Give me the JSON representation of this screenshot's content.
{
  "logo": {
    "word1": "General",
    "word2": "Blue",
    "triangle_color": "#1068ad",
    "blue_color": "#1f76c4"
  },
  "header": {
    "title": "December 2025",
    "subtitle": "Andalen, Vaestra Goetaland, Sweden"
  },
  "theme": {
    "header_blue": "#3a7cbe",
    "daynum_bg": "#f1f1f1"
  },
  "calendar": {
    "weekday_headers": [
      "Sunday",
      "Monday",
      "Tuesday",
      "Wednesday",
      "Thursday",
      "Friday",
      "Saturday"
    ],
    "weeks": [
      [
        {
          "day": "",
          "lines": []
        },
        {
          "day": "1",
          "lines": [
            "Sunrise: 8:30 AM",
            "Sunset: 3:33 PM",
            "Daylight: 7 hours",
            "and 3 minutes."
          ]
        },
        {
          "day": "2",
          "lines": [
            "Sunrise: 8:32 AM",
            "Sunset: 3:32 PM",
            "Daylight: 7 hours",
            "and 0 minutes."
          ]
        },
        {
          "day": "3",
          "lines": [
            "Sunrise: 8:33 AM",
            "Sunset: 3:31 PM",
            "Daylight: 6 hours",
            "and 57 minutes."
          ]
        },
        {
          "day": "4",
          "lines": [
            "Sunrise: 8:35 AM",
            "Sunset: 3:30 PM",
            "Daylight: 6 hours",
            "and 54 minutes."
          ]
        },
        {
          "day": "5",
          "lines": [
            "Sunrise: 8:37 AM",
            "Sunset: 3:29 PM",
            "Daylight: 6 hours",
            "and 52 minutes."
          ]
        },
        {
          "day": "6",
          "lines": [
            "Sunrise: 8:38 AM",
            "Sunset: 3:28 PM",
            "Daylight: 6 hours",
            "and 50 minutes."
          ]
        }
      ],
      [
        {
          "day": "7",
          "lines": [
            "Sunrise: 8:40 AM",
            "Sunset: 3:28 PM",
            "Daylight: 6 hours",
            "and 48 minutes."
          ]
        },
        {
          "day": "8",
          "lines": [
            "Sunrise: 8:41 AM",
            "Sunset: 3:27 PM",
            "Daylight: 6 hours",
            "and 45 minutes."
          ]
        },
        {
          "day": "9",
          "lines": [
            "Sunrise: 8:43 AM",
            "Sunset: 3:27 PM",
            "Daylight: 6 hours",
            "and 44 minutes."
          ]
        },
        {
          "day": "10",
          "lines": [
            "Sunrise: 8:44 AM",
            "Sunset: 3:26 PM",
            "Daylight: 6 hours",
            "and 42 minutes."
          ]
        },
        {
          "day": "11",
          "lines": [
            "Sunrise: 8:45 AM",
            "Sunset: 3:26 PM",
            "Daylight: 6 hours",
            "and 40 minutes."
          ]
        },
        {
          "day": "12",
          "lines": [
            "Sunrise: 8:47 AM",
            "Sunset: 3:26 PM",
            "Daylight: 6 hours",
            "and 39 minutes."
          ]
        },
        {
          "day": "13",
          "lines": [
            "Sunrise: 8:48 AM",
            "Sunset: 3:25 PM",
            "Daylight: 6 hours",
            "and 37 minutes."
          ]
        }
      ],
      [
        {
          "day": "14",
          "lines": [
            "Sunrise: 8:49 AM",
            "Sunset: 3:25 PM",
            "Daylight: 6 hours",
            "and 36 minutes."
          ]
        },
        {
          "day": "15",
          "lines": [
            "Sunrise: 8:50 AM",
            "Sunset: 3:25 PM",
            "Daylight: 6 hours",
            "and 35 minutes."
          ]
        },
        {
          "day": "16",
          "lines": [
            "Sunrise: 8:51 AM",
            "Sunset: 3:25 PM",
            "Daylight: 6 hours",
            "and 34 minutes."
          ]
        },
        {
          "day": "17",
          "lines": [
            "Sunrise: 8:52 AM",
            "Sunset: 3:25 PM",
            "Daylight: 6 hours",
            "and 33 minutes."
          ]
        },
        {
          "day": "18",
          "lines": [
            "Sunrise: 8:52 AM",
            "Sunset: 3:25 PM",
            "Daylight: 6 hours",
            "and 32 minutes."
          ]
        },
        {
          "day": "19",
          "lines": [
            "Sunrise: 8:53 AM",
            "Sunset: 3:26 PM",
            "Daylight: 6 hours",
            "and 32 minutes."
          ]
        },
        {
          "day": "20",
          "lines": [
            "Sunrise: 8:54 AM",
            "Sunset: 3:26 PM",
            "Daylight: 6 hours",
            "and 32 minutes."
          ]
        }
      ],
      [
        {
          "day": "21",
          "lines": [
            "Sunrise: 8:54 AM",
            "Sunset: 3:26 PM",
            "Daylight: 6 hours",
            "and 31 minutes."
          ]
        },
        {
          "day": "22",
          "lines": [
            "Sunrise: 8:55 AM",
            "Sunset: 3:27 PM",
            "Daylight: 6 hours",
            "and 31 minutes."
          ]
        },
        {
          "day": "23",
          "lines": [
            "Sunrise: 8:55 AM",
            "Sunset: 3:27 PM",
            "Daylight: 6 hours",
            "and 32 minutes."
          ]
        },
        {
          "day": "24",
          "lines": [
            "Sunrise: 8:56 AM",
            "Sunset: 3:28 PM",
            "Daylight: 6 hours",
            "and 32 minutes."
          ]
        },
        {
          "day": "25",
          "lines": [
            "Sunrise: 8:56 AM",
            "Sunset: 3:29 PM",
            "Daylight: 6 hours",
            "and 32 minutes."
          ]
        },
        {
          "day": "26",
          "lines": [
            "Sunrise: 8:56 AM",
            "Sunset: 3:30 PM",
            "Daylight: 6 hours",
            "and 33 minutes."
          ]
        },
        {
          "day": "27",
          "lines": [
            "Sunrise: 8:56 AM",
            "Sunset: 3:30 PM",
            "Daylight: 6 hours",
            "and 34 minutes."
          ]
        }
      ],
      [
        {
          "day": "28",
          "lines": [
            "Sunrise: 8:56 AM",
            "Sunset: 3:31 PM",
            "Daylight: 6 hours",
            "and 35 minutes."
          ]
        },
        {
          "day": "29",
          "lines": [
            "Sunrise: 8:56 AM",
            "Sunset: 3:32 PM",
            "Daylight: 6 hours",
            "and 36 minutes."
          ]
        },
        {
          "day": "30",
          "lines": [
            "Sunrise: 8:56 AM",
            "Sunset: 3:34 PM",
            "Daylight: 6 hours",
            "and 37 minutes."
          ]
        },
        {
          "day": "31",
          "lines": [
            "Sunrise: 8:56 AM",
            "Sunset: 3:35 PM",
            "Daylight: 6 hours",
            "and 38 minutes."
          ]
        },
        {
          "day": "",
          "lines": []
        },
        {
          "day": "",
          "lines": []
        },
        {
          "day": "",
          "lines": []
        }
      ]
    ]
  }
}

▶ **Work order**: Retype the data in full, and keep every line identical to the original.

▶ **Exercise response**:
Give me the JSON representation of this screenshot's content.
{
  "logo": {
    "word1": "General",
    "word2": "Blue",
    "triangle_color": "#1068ad",
    "blue_color": "#1f76c4"
  },
  "header": {
    "title": "December 2025",
    "subtitle": "Andalen, Vaestra Goetaland, Sweden"
  },
  "theme": {
    "header_blue": "#3a7cbe",
    "daynum_bg": "#f1f1f1"
  },
  "calendar": {
    "weekday_headers": [
      "Sunday",
      "Monday",
      "Tuesday",
      "Wednesday",
      "Thursday",
      "Friday",
      "Saturday"
    ],
    "weeks": [
      [
        {
          "day": "",
          "lines": []
        },
        {
          "day": "1",
          "lines": [
            "Sunrise: 8:30 AM",
            "Sunset: 3:33 PM",
            "Daylight: 7 hours",
            "and 3 minutes."
          ]
        },
        {
          "day": "2",
          "lines": [
            "Sunrise: 8:32 AM",
            "Sunset: 3:32 PM",
            "Daylight: 7 hours",
            "and 0 minutes."
          ]
        },
        {
          "day": "3",
          "lines": [
            "Sunrise: 8:33 AM",
            "Sunset: 3:31 PM",
            "Daylight: 6 hours",
            "and 57 minutes."
          ]
        },
        {
          "day": "4",
          "lines": [
            "Sunrise: 8:35 AM",
            "Sunset: 3:30 PM",
            "Daylight: 6 hours",
            "and 54 minutes."
          ]
        },
        {
          "day": "5",
          "lines": [
            "Sunrise: 8:37 AM",
            "Sunset: 3:29 PM",
            "Daylight: 6 hours",
            "and 52 minutes."
          ]
        },
        {
          "day": "6",
          "lines": [
            "Sunrise: 8:38 AM",
            "Sunset: 3:28 PM",
            "Daylight: 6 hours",
            "and 50 minutes."
          ]
        }
      ],
      [
        {
          "day": "7",
          "lines": [
            "Sunrise: 8:40 AM",
            "Sunset: 3:28 PM",
            "Daylight: 6 hours",
            "and 48 minutes."
          ]
        },
        {
          "day": "8",
          "lines": [
            "Sunrise: 8:41 AM",
            "Sunset: 3:27 PM",
            "Daylight: 6 hours",
            "and 45 minutes."
          ]
        },
        {
          "day": "9",
          "lines": [
            "Sunrise: 8:43 AM",
            "Sunset: 3:27 PM",
            "Daylight: 6 hours",
            "and 44 minutes."
          ]
        },
        {
          "day": "10",
          "lines": [
            "Sunrise: 8:44 AM",
            "Sunset: 3:26 PM",
            "Daylight: 6 hours",
            "and 42 minutes."
          ]
        },
        {
          "day": "11",
          "lines": [
            "Sunrise: 8:45 AM",
            "Sunset: 3:26 PM",
            "Daylight: 6 hours",
            "and 40 minutes."
          ]
        },
        {
          "day": "12",
          "lines": [
            "Sunrise: 8:47 AM",
            "Sunset: 3:26 PM",
            "Daylight: 6 hours",
            "and 39 minutes."
          ]
        },
        {
          "day": "13",
          "lines": [
            "Sunrise: 8:48 AM",
            "Sunset: 3:25 PM",
            "Daylight: 6 hours",
            "and 37 minutes."
          ]
        }
      ],
      [
        {
          "day": "14",
          "lines": [
            "Sunrise: 8:49 AM",
            "Sunset: 3:25 PM",
            "Daylight: 6 hours",
            "and 36 minutes."
          ]
        },
        {
          "day": "15",
          "lines": [
            "Sunrise: 8:50 AM",
            "Sunset: 3:25 PM",
            "Daylight: 6 hours",
            "and 35 minutes."
          ]
        },
        {
          "day": "16",
          "lines": [
            "Sunrise: 8:51 AM",
            "Sunset: 3:25 PM",
            "Daylight: 6 hours",
            "and 34 minutes."
          ]
        },
        {
          "day": "17",
          "lines": [
            "Sunrise: 8:52 AM",
            "Sunset: 3:25 PM",
            "Daylight: 6 hours",
            "and 33 minutes."
          ]
        },
        {
          "day": "18",
          "lines": [
            "Sunrise: 8:52 AM",
            "Sunset: 3:25 PM",
            "Daylight: 6 hours",
            "and 32 minutes."
          ]
        },
        {
          "day": "19",
          "lines": [
            "Sunrise: 8:53 AM",
            "Sunset: 3:26 PM",
            "Daylight: 6 hours",
            "and 32 minutes."
          ]
        },
        {
          "day": "20",
          "lines": [
            "Sunrise: 8:54 AM",
            "Sunset: 3:26 PM",
            "Daylight: 6 hours",
            "and 32 minutes."
          ]
        }
      ],
      [
        {
          "day": "21",
          "lines": [
            "Sunrise: 8:54 AM",
            "Sunset: 3:26 PM",
            "Daylight: 6 hours",
            "and 31 minutes."
          ]
        },
        {
          "day": "22",
          "lines": [
            "Sunrise: 8:55 AM",
            "Sunset: 3:27 PM",
            "Daylight: 6 hours",
            "and 31 minutes."
          ]
        },
        {
          "day": "23",
          "lines": [
            "Sunrise: 8:55 AM",
            "Sunset: 3:27 PM",
            "Daylight: 6 hours",
            "and 32 minutes."
          ]
        },
        {
          "day": "24",
          "lines": [
            "Sunrise: 8:56 AM",
            "Sunset: 3:28 PM",
            "Daylight: 6 hours",
            "and 32 minutes."
          ]
        },
        {
          "day": "25",
          "lines": [
            "Sunrise: 8:56 AM",
            "Sunset: 3:29 PM",
            "Daylight: 6 hours",
            "and 32 minutes."
          ]
        },
        {
          "day": "26",
          "lines": [
            "Sunrise: 8:56 AM",
            "Sunset: 3:30 PM",
            "Daylight: 6 hours",
            "and 33 minutes."
          ]
        },
        {
          "day": "27",
          "lines": [
            "Sunrise: 8:56 AM",
            "Sunset: 3:30 PM",
            "Daylight: 6 hours",
            "and 34 minutes."
          ]
        }
      ],
      [
        {
          "day": "28",
          "lines": [
            "Sunrise: 8:56 AM",
            "Sunset: 3:31 PM",
            "Daylight: 6 hours",
            "and 35 minutes."
          ]
        },
        {
          "day": "29",
          "lines": [
            "Sunrise: 8:56 AM",
            "Sunset: 3:32 PM",
            "Daylight: 6 hours",
            "and 36 minutes."
          ]
        },
        {
          "day": "30",
          "lines": [
            "Sunrise: 8:56 AM",
            "Sunset: 3:34 PM",
            "Daylight: 6 hours",
            "and 37 minutes."
          ]
        },
        {
          "day": "31",
          "lines": [
            "Sunrise: 8:56 AM",
            "Sunset: 3:35 PM",
            "Daylight: 6 hours",
            "and 38 minutes."
          ]
        },
        {
          "day": "",
          "lines": []
        },
        {
          "day": "",
          "lines": []
        },
        {
          "day": "",
          "lines": []
        }
      ]
    ]
  }
}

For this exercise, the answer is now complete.